Today’s arguments in Gabelli v. SEC were quite humorous, as Justices Scalia and Breyer did their standup schtick.
When Justice Breyer asks someone to prove him wrong, he knows they can’t:
All right. Now, you will tell me that I’m wrong by citing some cases that show I’m wrong. And that’s what I’m asking. I want to be told I’m wrong, sort of.
MR. WALL: And I guess what I want to tell you is there aren’t cases out there one way or the other. There aren’t cases endorsing or declining to adopt the discovery rule in the context of fraud or concealment with civil penalty actions —
JUSTICE SCALIA: You’d expect that – you’d expect there to be some cases in a couple of hundred years.
JUSTICE BREYER: No, I haven’t found one.
JUSTICE SCALIA: Fraud is nothing new, for Pete’s sake.
This is the SCOTUS equivalent of a humble brag.
This exchange, with my former FedCourts Prof, and current Assistant SG Jeff Wall, was perfectly timed:
JUSTICE SCALIA: And you will say nonsense in that future case, won’t you?

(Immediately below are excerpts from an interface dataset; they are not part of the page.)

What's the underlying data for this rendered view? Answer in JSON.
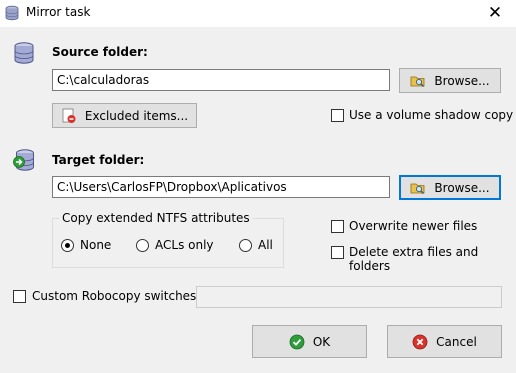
{
  "window": {
    "title": "Mirror task",
    "close_glyph": "✕"
  },
  "source": {
    "label": "Source folder:",
    "path": "C:\\calculadoras",
    "browse_label": "Browse...",
    "excluded_label": "Excluded items...",
    "shadow_copy_label": "Use a volume shadow copy",
    "shadow_copy_checked": false
  },
  "target": {
    "label": "Target folder:",
    "path": "C:\\Users\\CarlosFP\\Dropbox\\Aplicativos",
    "browse_label": "Browse..."
  },
  "ntfs": {
    "legend": "Copy extended NTFS attributes",
    "options": [
      "None",
      "ACLs only",
      "All"
    ],
    "selected": "None"
  },
  "options": {
    "overwrite_label": "Overwrite newer files",
    "overwrite_checked": false,
    "delete_label": "Delete extra files and folders",
    "delete_checked": false
  },
  "robocopy": {
    "label": "Custom Robocopy switches:",
    "checked": false,
    "value": ""
  },
  "footer": {
    "ok_label": "OK",
    "cancel_label": "Cancel"
  },
  "colors": {
    "accent": "#0078d7",
    "ok_green": "#2e9e3a",
    "cancel_red": "#d8322a"
  }
}
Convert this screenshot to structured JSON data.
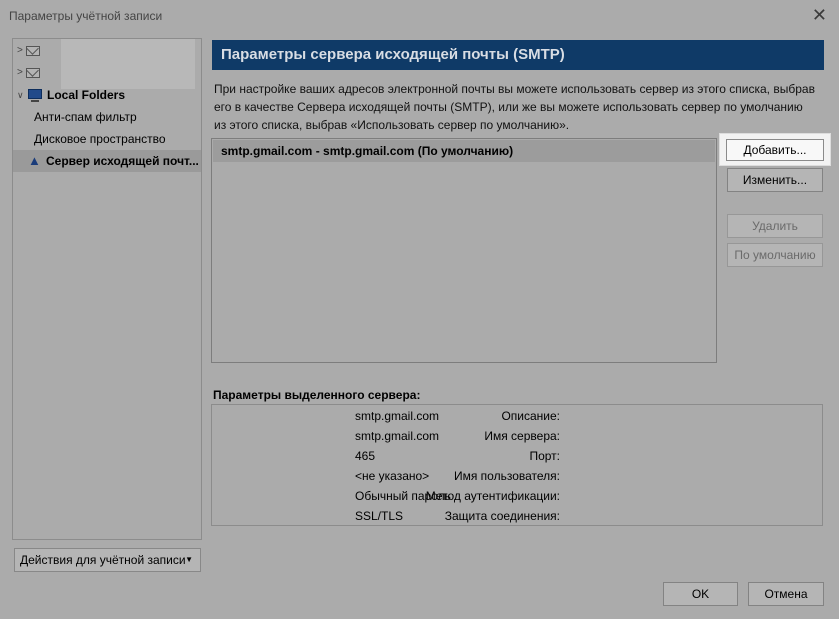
{
  "window": {
    "title": "Параметры учётной записи"
  },
  "tree": {
    "local_folders": "Local Folders",
    "items": [
      "Анти-спам фильтр",
      "Дисковое пространство",
      "Сервер исходящей почт..."
    ]
  },
  "account_actions": {
    "label": "Действия для учётной записи"
  },
  "smtp": {
    "header": "Параметры сервера исходящей почты (SMTP)",
    "description": "При настройке ваших адресов электронной почты вы можете использовать сервер из этого списка, выбрав его в качестве Сервера исходящей почты (SMTP), или же вы можете использовать сервер по умолчанию из этого списка, выбрав «Использовать сервер по умолчанию».",
    "servers": [
      "smtp.gmail.com - smtp.gmail.com (По умолчанию)"
    ],
    "buttons": {
      "add": "Добавить...",
      "edit": "Изменить...",
      "delete": "Удалить",
      "set_default": "По умолчанию"
    },
    "details_title": "Параметры выделенного сервера:",
    "details": [
      {
        "key": "Описание:",
        "value": "smtp.gmail.com"
      },
      {
        "key": "Имя сервера:",
        "value": "smtp.gmail.com"
      },
      {
        "key": "Порт:",
        "value": "465"
      },
      {
        "key": "Имя пользователя:",
        "value": "<не указано>"
      },
      {
        "key": "Метод аутентификации:",
        "value": "Обычный пароль"
      },
      {
        "key": "Защита соединения:",
        "value": "SSL/TLS"
      }
    ]
  },
  "dialog": {
    "ok": "OK",
    "cancel": "Отмена"
  },
  "colors": {
    "header_bg": "#0f3a67",
    "window_bg": "#ababab"
  }
}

MR. WALL: That’s — I’ll be as right then as I am now. (Laughter.)